Gastroparesis (GP) is a disorder in which the stomach empties very slowly. The delay in stomach emptying can result in bothersome symptoms that interfere with a patient’s life.
GP most often occurs when the nerves to the stomach are damaged or don’t work properly. In most people diagnosed with GP a cause of the condition cannot be found and the disorder is termed idiopathic GP. Diabetes is the most common known cause of GP.
GP can also occur after stomach surgery for other conditions. Other causes of GP include Parkinson’s disease and some medications, especially narcotic pain medications.
Over the last several years, as more is being found out about GP, it has become clear this condition affects many people and the condition can cause a wide range of symptoms of differing severity.
Symptoms of Gastroparesis
The symptoms of GP most often occur during and after eating a meal. Symptoms may include:
- Feeling of fullness after only a few bites of food
- Nausea and/or vomiting
- Vague stomach pain
- Weight loss due to a decreased appetite
Symptoms of GP may range from none to severe. A person with diabetic GP may have episodes of high and low blood sugar levels due to the unpredictable emptying of food from the stomach. GP may be suspected in a person with diabetes who has blood sugar levels that become increasingly difficult to control.
Tests for GP
The diagnosis of GP is confirmed with two types of tests. The first test is performed to make sure there is not an ulcer or an obstruction. This test could be an upper endoscopy where the doctor looks into the stomach with a flexible scope. Alternatively, this test could be an upper gastrointestinal series in which the patient drinks barium that outlines the stomach on an x-ray.
The second test is one that actually measures how quickly food leaves the stomach. Most commonly, this test is a radioisotope gastric emptying scan. For this test, one eats food containing a small amount of a radioactive substance.
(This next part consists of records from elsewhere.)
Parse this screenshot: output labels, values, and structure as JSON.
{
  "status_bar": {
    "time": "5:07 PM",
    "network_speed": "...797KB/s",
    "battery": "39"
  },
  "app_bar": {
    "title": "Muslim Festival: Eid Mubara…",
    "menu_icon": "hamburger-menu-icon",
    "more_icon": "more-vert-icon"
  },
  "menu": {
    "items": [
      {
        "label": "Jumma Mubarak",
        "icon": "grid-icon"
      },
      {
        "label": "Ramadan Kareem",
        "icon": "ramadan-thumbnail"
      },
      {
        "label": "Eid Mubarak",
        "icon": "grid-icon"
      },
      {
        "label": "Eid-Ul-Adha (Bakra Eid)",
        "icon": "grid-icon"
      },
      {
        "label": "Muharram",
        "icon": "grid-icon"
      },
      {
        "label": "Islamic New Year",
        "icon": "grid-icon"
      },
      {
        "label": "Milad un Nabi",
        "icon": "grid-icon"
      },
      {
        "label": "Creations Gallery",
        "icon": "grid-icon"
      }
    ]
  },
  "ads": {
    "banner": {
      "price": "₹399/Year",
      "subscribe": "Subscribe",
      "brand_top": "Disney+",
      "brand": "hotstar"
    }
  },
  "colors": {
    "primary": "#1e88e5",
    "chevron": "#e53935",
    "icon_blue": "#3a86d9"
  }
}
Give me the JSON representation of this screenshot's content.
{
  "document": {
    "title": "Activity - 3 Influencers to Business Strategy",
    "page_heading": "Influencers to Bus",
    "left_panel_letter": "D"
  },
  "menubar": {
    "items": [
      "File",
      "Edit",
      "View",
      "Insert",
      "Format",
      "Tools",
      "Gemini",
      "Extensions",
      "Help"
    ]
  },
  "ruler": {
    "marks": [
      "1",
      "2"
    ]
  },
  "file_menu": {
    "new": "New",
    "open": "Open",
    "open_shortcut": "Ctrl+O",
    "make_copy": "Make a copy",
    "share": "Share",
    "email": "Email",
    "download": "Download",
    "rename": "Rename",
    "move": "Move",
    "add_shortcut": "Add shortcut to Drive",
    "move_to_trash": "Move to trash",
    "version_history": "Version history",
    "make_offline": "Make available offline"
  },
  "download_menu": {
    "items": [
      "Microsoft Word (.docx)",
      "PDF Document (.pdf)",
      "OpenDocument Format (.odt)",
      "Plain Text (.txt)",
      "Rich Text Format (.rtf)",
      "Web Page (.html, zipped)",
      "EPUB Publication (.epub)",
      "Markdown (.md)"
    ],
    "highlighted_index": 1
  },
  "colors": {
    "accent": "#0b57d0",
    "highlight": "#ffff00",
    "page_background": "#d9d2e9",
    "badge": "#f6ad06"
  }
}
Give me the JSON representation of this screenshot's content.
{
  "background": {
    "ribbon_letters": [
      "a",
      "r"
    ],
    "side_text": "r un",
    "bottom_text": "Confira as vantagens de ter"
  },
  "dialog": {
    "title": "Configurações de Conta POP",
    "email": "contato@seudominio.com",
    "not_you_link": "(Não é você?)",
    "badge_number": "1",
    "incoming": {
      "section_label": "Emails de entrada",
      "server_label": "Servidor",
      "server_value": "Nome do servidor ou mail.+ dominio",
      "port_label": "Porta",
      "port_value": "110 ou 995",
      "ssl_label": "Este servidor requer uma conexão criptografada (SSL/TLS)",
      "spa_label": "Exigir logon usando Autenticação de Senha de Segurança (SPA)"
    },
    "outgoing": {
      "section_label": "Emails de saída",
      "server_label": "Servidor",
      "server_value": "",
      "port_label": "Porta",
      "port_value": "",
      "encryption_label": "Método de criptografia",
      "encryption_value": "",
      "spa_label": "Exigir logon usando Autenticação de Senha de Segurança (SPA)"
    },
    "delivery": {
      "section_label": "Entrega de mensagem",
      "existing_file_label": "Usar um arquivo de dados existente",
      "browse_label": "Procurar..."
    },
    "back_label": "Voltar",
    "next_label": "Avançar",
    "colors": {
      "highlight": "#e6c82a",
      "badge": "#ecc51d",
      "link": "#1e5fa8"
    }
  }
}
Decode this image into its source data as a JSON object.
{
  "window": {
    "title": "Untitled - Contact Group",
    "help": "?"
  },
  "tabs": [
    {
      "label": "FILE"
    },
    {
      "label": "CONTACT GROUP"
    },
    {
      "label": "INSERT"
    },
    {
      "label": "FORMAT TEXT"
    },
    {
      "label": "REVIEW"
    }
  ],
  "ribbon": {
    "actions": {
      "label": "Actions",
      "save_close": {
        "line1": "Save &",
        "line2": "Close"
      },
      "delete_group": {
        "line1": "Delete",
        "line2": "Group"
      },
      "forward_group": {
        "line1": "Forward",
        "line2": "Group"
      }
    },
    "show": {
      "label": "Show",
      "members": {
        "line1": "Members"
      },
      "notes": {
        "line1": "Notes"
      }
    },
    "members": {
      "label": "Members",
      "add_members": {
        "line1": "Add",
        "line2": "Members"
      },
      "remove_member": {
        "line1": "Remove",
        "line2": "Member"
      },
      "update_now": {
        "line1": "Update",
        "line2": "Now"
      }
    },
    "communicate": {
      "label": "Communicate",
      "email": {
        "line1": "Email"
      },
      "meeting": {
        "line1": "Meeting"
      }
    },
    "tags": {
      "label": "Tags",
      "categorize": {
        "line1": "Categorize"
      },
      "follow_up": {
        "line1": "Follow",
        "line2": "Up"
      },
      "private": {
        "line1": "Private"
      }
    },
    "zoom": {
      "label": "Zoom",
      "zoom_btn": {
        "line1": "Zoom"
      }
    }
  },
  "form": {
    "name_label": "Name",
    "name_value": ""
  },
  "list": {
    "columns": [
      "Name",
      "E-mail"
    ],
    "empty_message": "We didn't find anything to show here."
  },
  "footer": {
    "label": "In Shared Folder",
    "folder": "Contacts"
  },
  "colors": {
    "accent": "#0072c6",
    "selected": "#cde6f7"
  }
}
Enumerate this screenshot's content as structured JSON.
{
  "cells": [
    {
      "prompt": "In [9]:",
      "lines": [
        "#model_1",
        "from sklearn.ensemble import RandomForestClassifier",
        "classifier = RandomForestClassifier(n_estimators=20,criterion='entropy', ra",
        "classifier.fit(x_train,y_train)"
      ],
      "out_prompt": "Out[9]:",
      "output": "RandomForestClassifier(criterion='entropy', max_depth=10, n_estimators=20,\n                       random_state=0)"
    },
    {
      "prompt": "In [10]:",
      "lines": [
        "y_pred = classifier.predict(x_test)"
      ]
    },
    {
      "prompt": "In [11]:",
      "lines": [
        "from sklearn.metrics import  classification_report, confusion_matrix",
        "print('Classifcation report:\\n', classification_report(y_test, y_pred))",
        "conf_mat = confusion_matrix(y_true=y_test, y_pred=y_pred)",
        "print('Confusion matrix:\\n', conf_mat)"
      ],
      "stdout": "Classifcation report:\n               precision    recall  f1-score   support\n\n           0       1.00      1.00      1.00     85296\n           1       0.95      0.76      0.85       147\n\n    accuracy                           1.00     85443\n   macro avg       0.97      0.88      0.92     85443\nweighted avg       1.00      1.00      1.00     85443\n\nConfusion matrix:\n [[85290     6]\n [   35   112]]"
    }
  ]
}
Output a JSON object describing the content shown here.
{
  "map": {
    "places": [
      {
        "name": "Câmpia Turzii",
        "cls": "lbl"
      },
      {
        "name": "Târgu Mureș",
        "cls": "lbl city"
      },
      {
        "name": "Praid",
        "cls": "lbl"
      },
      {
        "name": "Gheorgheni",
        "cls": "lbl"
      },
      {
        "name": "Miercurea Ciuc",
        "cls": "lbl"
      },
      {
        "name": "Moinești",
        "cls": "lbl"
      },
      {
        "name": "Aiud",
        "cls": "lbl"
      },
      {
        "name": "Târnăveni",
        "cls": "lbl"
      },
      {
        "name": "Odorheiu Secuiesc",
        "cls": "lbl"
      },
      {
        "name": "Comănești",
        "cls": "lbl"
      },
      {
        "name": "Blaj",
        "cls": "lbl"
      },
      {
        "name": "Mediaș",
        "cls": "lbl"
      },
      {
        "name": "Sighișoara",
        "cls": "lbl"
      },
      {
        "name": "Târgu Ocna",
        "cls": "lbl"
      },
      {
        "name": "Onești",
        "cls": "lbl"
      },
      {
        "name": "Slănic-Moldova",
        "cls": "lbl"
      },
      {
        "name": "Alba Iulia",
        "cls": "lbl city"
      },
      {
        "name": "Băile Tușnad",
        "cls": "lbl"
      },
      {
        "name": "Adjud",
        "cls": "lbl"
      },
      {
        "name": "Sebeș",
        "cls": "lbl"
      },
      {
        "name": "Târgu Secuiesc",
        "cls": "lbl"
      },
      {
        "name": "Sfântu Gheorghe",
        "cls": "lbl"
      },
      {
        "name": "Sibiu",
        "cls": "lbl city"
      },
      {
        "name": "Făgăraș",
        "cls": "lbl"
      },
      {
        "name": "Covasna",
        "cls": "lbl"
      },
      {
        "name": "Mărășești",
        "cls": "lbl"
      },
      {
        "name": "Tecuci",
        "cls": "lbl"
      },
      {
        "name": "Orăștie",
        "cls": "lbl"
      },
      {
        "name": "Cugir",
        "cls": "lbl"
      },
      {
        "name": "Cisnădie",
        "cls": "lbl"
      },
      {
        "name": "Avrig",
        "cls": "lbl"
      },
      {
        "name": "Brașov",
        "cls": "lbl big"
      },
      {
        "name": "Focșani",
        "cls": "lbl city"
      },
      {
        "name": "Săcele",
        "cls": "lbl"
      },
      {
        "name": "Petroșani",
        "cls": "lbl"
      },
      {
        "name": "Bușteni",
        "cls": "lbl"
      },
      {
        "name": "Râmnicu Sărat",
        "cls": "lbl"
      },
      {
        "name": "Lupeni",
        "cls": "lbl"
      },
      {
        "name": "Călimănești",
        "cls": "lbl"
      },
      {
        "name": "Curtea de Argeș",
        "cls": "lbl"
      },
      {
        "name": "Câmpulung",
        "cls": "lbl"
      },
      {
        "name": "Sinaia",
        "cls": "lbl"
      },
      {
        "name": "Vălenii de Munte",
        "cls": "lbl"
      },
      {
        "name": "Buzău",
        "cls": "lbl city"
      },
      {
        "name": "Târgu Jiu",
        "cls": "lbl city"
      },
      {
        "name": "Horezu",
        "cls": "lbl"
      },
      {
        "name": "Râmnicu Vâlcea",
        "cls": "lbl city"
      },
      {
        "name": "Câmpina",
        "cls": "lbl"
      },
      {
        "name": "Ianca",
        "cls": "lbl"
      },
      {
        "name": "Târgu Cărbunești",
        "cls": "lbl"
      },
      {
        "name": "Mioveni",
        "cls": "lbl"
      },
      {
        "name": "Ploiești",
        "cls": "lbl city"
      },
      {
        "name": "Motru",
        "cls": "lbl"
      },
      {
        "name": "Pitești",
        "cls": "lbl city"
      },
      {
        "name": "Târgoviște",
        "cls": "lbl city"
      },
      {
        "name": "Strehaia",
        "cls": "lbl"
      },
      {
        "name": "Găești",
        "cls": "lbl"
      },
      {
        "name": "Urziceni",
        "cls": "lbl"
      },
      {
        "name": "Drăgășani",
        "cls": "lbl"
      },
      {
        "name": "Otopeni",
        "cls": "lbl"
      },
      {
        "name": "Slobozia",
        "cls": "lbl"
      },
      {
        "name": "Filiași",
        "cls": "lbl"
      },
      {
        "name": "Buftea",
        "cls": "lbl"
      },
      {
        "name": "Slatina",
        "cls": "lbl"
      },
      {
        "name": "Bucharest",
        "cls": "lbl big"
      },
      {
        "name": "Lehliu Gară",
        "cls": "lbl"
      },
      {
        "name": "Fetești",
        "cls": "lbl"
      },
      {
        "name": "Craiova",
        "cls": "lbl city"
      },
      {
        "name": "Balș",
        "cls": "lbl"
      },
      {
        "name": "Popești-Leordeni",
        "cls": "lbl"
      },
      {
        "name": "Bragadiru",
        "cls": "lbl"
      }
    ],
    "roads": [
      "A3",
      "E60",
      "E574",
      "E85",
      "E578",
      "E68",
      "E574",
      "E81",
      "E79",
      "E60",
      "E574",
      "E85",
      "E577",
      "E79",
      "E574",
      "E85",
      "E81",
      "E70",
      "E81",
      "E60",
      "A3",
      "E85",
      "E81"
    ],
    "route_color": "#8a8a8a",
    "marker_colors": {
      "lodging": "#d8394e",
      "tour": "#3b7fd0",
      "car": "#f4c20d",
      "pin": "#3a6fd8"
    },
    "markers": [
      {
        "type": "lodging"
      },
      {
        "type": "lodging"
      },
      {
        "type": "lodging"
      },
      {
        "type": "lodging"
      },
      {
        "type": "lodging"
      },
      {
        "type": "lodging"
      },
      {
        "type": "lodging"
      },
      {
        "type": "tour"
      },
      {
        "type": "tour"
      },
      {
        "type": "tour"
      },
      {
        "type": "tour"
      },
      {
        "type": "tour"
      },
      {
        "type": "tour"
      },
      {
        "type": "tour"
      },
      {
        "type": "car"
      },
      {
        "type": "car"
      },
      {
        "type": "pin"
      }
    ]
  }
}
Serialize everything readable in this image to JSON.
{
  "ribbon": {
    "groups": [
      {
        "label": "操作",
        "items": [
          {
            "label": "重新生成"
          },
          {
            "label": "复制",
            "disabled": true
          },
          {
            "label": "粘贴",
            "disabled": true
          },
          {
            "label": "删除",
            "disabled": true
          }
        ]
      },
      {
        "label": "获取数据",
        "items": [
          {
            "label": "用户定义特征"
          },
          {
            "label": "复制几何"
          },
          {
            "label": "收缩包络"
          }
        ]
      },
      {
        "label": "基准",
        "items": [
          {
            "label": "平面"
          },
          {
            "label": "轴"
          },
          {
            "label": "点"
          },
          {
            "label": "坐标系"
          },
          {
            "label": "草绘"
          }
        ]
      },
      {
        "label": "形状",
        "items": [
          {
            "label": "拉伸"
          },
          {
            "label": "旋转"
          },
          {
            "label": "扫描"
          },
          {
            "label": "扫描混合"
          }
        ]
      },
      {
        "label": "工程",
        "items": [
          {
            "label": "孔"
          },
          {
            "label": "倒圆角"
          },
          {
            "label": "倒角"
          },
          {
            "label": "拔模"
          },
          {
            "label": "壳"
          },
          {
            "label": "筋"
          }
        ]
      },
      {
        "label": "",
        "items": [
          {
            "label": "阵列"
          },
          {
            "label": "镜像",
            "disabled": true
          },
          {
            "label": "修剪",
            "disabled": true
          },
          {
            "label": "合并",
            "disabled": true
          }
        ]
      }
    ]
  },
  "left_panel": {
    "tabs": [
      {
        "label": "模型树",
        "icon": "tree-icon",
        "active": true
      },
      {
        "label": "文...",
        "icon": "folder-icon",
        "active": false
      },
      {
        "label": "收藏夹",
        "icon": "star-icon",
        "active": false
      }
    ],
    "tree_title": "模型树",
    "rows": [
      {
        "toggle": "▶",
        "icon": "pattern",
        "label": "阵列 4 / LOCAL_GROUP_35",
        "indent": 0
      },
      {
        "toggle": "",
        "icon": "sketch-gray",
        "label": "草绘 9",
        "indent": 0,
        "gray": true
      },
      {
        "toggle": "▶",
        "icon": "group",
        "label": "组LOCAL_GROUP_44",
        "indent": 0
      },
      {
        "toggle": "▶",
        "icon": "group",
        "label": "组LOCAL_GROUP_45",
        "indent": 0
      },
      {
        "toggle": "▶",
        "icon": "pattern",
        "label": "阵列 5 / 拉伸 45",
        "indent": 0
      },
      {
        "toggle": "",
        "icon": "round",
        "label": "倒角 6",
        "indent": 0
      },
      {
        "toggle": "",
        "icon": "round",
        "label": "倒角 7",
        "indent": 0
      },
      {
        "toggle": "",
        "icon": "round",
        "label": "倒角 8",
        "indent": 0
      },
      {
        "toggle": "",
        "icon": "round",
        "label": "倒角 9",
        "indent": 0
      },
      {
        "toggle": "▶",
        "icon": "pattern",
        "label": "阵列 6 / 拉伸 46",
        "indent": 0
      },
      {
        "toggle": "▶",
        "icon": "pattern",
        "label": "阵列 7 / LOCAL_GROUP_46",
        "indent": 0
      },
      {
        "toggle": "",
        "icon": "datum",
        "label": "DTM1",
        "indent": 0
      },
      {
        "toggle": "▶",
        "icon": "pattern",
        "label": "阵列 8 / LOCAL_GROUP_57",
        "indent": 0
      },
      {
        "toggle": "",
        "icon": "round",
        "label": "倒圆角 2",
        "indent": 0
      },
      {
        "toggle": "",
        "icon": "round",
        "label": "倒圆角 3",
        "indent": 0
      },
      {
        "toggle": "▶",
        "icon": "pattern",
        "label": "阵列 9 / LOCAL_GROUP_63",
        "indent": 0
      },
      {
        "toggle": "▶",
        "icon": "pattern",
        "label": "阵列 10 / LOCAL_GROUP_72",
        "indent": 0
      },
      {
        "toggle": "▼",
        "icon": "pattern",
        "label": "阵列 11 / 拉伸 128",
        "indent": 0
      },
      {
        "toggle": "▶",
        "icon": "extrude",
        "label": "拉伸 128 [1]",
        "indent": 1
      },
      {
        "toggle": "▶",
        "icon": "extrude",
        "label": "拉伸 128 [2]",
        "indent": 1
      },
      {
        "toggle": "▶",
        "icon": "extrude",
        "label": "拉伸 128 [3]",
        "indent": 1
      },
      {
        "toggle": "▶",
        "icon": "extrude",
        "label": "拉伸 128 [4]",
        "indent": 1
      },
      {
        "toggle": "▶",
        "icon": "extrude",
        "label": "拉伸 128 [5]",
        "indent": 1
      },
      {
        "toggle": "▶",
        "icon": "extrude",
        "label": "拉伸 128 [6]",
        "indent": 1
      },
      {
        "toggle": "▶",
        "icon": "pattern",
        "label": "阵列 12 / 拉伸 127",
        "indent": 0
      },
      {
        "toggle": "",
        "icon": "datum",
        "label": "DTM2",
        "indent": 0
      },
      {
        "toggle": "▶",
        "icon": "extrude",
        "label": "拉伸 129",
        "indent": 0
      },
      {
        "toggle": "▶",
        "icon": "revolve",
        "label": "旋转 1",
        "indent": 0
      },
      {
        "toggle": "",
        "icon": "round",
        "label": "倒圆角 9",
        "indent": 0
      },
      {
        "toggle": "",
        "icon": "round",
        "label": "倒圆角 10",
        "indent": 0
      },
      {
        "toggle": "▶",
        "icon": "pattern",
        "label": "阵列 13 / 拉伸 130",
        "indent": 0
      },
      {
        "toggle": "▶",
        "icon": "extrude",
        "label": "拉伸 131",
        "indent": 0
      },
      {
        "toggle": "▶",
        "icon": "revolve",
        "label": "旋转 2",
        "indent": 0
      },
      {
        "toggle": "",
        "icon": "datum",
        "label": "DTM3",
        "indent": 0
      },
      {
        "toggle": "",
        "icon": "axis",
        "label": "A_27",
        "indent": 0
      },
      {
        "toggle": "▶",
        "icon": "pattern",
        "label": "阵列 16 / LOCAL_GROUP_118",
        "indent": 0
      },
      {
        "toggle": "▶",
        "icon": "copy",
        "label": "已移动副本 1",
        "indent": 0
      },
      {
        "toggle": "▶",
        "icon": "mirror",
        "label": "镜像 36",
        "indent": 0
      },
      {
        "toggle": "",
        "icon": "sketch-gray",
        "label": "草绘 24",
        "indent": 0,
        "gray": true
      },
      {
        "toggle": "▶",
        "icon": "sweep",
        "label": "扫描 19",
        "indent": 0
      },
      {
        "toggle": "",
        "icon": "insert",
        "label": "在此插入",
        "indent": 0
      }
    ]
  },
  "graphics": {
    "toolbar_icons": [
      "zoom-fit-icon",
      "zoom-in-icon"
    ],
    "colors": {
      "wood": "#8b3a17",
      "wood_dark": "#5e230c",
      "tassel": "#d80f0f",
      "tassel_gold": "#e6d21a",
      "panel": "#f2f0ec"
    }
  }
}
The radioactivity in the body and particularly in the stomach can be imaged, allowing a doctor to see how quickly the meal leaves the stomach.
Treatment of Symptoms
Treatment of GP depends on the severity of the symptoms. Dietary changes may be helpful and include eating several small meals each day rather than three large meals. The meals should be low in fiber, fat, and roughage. Liquids are often better handled than solid food in patients with gastroparesis. For diabetic patients, controlling blood sugar levels may decrease symptoms of GP.
Symptoms of GP may improve with treatment using medications prescribed by a doctor. When considering any medication, let your doctor know about all other drugs or supplements you are taking, both prescription and over-the-counter.
Some medications help the stomach empty more quickly (pro-motility agents). One pro-motility agent is metoclopramide (Reglan), although this drug is often associated with side effects that limit its use. [The FDA requires a boxed warning and risk mitigation strategy for metoclopramide-containing drugs and warns against chronic use (more than 12 weeks) in all but rare cases of these products to treat gastrointestinal disorders.]
Be sure to talk to your doctor about alternative treatments and known risks as well as the intended benefit if considering treatment with Reglan. With any drug it is important to be aware of the risks and expected benefit, understand how to recognize possible side effects, and know what to do if side effects occur.
Erythromycin is an antibiotic that can also speed up stomach emptying. Another pro-motility agent, domperidone, has been used in countries outside of the U.S to treat gastroparesis. While not approved by the Food and Drug Administration (FDA) in the U.S., if needed, domperidone can now be obtained through a doctor by special arrangements from the FDA.
More about Domperidone: In 2004 the FDA determined that there are some patients with severe gastrointestinal disorders, such as severe gastroparesis or severe GI motility disorders that are refractory (resistant) to standard therapy, who may benefit from domperidone and in whom the drug’s benefits outweigh its risks.
FDA encourages physicians who would like to prescribe domperidone for their patients with severe gastrointestinal disorders that are refractory to standard therapy to open an Investigational New Drug Application (IND).
Another treatment approach for gastroparesis is to use medications which decrease symptoms of nausea and vomiting (antiemetic agents). These agents include prochlorperazine (Compazine) and trimethobenzamide (Tigan).
In very severe cases of GP, generally with weight loss, a feeding tube is placed in the small intestine to provide nutrition in a way that avoids the stomach.
Newer treatments that are still being evaluated include injection of botulinum toxin (Botox) into the pylorus muscle at the end of the stomach where contents pass into the small intestine. This can relax the pylorus and increase stomach emptying. Gastric electric stimulation using a pacemaker (a surgically implanted battery operated device) on the stomach may be used in some cases where all types of medications fail to adequately control the symptoms of nausea and vomiting.
Persons who experience symptoms of GP should talk to their doctor to find out what is wrong. If gastroparesis is diagnosed, the doctor can work with the patient to develop a treatment plan best suited for individual circumstances.
Adapted from IFFGD Publication: Introduction to Gastroparesis by Frank Friedenberg, MD, and Henry Parkman, MD, Temple University School of Medicine, Philadelphia, PA.